So you've passed the stage where it's the simple explanation of the birds and the bees. "Where do babies come from?" seems like a walk in the park compared to the sexual landscape that is rapidly coming into view as your child approaches their teens. The worst thing you can do is stick your head in the sand and hope someone else helps then out with all they need to know.
I'm going to share with you what really works with your kids and how to go about having these conversations without awkwardness and embarrassment.
This morning I drove out to the middle of nowhere, with my dog Coco, to reach a high point of land to best see the sunrise. I wanted to welcome the sun as it greeted me on the other side of the longest night of the year.
Focusing on saying 'Yes' more than 'No' does not mean that boundaries lack importance or presence. It means a shift in how we approach boundaries.
"Mummy, where do babies come from?"
As a parent you have 4 or 5 years, on average, before you'll be asked this question. Age 4 or 5 is the typical age when children begin to wonder about things that give them a context for their human experience.
When was the last time you were in a conversation and you realised that either you, or the person you were talking with, were not listening properly?
I just went for a dog walk that ended in tears. My tears. Read more
There can be so much expectation and pressure to bring our children on in life. We want them to meet milestones and get ahead and develop as much as possible. We want our kids to reach their full potential and to experience as much happiness as possible. Read more

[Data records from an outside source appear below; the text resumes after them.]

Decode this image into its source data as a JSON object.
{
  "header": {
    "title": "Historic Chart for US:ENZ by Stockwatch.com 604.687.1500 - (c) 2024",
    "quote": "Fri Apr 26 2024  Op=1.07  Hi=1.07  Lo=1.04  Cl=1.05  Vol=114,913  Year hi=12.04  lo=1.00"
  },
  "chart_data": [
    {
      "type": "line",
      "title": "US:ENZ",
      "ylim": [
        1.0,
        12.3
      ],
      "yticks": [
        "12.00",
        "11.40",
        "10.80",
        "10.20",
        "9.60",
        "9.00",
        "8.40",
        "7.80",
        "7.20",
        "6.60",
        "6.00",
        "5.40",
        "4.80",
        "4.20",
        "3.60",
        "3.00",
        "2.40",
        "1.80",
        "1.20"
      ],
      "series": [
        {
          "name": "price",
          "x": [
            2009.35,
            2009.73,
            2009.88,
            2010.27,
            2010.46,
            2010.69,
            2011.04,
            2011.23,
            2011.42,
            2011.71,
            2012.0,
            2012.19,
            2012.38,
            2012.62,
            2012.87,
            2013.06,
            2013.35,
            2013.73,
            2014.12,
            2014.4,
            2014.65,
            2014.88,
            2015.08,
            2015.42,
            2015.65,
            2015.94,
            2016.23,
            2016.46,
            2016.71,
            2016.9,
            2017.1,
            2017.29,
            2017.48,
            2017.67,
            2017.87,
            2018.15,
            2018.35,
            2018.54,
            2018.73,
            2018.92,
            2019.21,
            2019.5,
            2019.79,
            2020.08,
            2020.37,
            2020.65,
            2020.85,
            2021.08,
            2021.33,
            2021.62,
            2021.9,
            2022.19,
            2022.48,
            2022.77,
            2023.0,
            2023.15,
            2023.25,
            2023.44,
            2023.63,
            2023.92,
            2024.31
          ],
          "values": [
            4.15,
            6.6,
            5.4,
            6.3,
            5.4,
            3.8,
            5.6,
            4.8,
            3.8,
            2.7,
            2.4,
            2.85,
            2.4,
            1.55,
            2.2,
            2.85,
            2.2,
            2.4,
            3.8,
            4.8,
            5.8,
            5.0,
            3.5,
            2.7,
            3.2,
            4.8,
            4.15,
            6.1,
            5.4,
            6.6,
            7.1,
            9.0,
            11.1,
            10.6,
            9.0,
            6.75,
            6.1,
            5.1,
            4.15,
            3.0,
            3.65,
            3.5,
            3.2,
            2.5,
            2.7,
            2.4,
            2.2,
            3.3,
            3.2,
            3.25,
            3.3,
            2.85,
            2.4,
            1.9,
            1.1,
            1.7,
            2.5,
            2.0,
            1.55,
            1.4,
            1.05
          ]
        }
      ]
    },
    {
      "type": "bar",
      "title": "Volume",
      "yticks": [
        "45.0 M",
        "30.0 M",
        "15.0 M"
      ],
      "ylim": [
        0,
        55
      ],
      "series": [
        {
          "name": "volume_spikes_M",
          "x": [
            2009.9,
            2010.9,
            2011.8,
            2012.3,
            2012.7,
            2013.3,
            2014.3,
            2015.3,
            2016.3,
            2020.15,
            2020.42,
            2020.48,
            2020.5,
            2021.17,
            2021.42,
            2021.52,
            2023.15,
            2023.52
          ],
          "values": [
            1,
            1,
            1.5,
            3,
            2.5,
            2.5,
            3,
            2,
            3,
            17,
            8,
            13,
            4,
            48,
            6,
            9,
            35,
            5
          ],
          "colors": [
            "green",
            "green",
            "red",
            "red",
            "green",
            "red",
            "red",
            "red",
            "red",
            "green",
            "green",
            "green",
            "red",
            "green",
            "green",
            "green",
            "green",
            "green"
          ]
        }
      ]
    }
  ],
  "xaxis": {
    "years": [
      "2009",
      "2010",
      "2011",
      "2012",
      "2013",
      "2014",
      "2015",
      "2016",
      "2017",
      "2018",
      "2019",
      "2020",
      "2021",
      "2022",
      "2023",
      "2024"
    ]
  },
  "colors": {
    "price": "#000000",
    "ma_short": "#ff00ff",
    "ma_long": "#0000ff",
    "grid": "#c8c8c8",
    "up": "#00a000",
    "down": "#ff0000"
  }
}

The change of seasons has brought with it a change of focus for me. Since the beginning of September I’ve found myself being drawn more and more towards the inner work of love, life and business. Read more
Each day, in my Facebook Group, I post a question to invite discussion.
Yesterday, in a discussion about food, one of the members said, “I think this is how a lot of parents whose kids eat adventurously, got them to eat adventurously: they didn’t”.
So true. So clear. So brilliant. Read more
Yes and No often seem like polar opposites. When we have confidence in stating both Yes and No then we can begin to explore the huge stretch between them to enrich our lives (and our relationship with our kids). Read more